_YOUR OBJECTIVE_: What lines in the records below contain the string "java"? Copy every one.

Entries from a dataset of interfaces:
----------

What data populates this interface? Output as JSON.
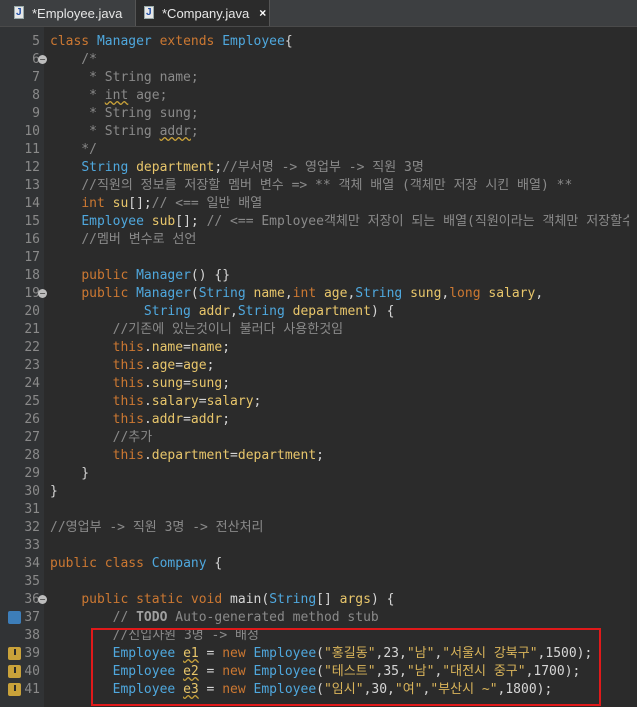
{
  "tabs": [
    {
      "label": "*Employee.java",
      "active": false,
      "icon": "java-file-icon"
    },
    {
      "label": "*Company.java",
      "active": true,
      "icon": "java-file-icon",
      "close_icon": "×"
    }
  ],
  "code_lines": [
    {
      "num": "5",
      "text": "class Manager extends Employee{"
    },
    {
      "num": "6",
      "text": "    /*"
    },
    {
      "num": "7",
      "text": "     * String name;"
    },
    {
      "num": "8",
      "text": "     * int age;"
    },
    {
      "num": "9",
      "text": "     * String sung;"
    },
    {
      "num": "10",
      "text": "     * String addr;"
    },
    {
      "num": "11",
      "text": "    */"
    },
    {
      "num": "12",
      "text": "    String department;//부서명 -> 영업부 -> 직원 3명"
    },
    {
      "num": "13",
      "text": "    //직원의 정보를 저장할 멤버 변수 => ** 객체 배열 (객체만 저장 시킨 배열) **"
    },
    {
      "num": "14",
      "text": "    int su[];// <== 일반 배열"
    },
    {
      "num": "15",
      "text": "    Employee sub[]; // <== Employee객체만 저장이 되는 배열(직원이라는 객체만 저장할수있는)"
    },
    {
      "num": "16",
      "text": "    //멤버 변수로 선언"
    },
    {
      "num": "17",
      "text": ""
    },
    {
      "num": "18",
      "text": "    public Manager() {}"
    },
    {
      "num": "19",
      "text": "    public Manager(String name,int age,String sung,long salary,"
    },
    {
      "num": "20",
      "text": "            String addr,String department) {"
    },
    {
      "num": "21",
      "text": "        //기존에 있는것이니 불러다 사용한것임"
    },
    {
      "num": "22",
      "text": "        this.name=name;"
    },
    {
      "num": "23",
      "text": "        this.age=age;"
    },
    {
      "num": "24",
      "text": "        this.sung=sung;"
    },
    {
      "num": "25",
      "text": "        this.salary=salary;"
    },
    {
      "num": "26",
      "text": "        this.addr=addr;"
    },
    {
      "num": "27",
      "text": "        //추가"
    },
    {
      "num": "28",
      "text": "        this.department=department;"
    },
    {
      "num": "29",
      "text": "    }"
    },
    {
      "num": "30",
      "text": "}"
    },
    {
      "num": "31",
      "text": ""
    },
    {
      "num": "32",
      "text": "//영업부 -> 직원 3명 -> 전산처리"
    },
    {
      "num": "33",
      "text": ""
    },
    {
      "num": "34",
      "text": "public class Company {"
    },
    {
      "num": "35",
      "text": ""
    },
    {
      "num": "36",
      "text": "    public static void main(String[] args) {"
    },
    {
      "num": "37",
      "text": "        // TODO Auto-generated method stub"
    },
    {
      "num": "38",
      "text": "        //신입사원 3명 -> 배정"
    },
    {
      "num": "39",
      "text": "        Employee e1 = new Employee(\"홍길동\",23,\"남\",\"서울시 강북구\",1500);"
    },
    {
      "num": "40",
      "text": "        Employee e2 = new Employee(\"테스트\",35,\"남\",\"대전시 중구\",1700);"
    },
    {
      "num": "41",
      "text": "        Employee e3 = new Employee(\"임시\",30,\"여\",\"부산시 ~\",1800);"
    }
  ],
  "gutter_markers": {
    "fold_lines": [
      "6",
      "19",
      "36"
    ],
    "warning_lines": [
      "39",
      "40",
      "41"
    ],
    "override_line": "37"
  },
  "highlight_box_color": "#e0191a"
}
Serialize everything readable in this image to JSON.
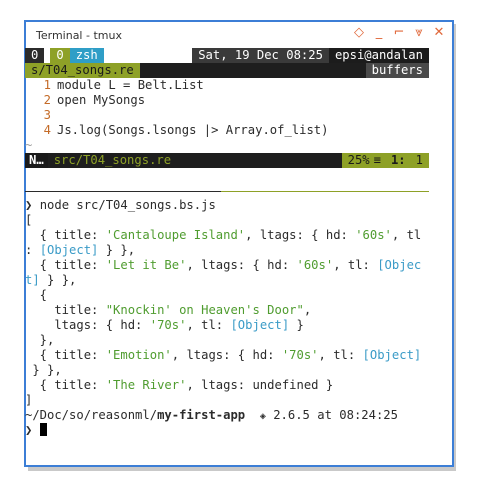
{
  "window": {
    "title": "Terminal - tmux",
    "buttons": [
      "◇",
      "_",
      "⌐",
      "⩔",
      "✕"
    ]
  },
  "tmux_top": {
    "pane_index": "0",
    "tab_index": "0",
    "tab_name": "zsh",
    "datetime": "Sat, 19 Dec 08:25",
    "user_host": "epsi@andalan"
  },
  "editor": {
    "file_tab": "s/T04_songs.re",
    "buffers_label": "buffers",
    "lines": [
      {
        "num": "1",
        "text": "module L = Belt.List"
      },
      {
        "num": "2",
        "text": "open MySongs"
      },
      {
        "num": "3",
        "text": ""
      },
      {
        "num": "4",
        "text": "Js.log(Songs.lsongs |> Array.of_list)"
      }
    ],
    "empty_marker": "~",
    "status": {
      "mode": "N…",
      "file": "src/T04_songs.re",
      "percent": "25%",
      "lines_icon": "≡",
      "line": "1:",
      "col": "1"
    }
  },
  "shell": {
    "prompt_char": "❯",
    "command": "node src/T04_songs.bs.js",
    "output": [
      "[",
      "  { title: 'Cantaloupe Island', ltags: { hd: '60s', tl",
      ": [Object] } },",
      "  { title: 'Let it Be', ltags: { hd: '60s', tl: [Objec",
      "t] } },",
      "  {",
      "    title: \"Knockin' on Heaven's Door\",",
      "    ltags: { hd: '70s', tl: [Object] }",
      "  },",
      "  { title: 'Emotion', ltags: { hd: '70s', tl: [Object]",
      " } },",
      "  { title: 'The River', ltags: undefined }",
      "]"
    ],
    "cwd_prefix": "~/Doc/so/reasonml/",
    "cwd_last": "my-first-app",
    "ruby_icon": "💎",
    "ruby_version": "2.6.5",
    "at": "at",
    "time": "08:24:25"
  },
  "colors": {
    "window_border": "#3c7ed6",
    "accent_orange": "#e0683b",
    "tmux_green": "#8ea127",
    "tmux_blue": "#2f9ec7",
    "string_green": "#4f9c2f",
    "object_cyan": "#3a9bc7"
  }
}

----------

_TASK RESULT_:
      "label": "*Employee.java",
      "icon": "java-file-icon"
      "label": "*Company.java",
      "icon": "java-file-icon",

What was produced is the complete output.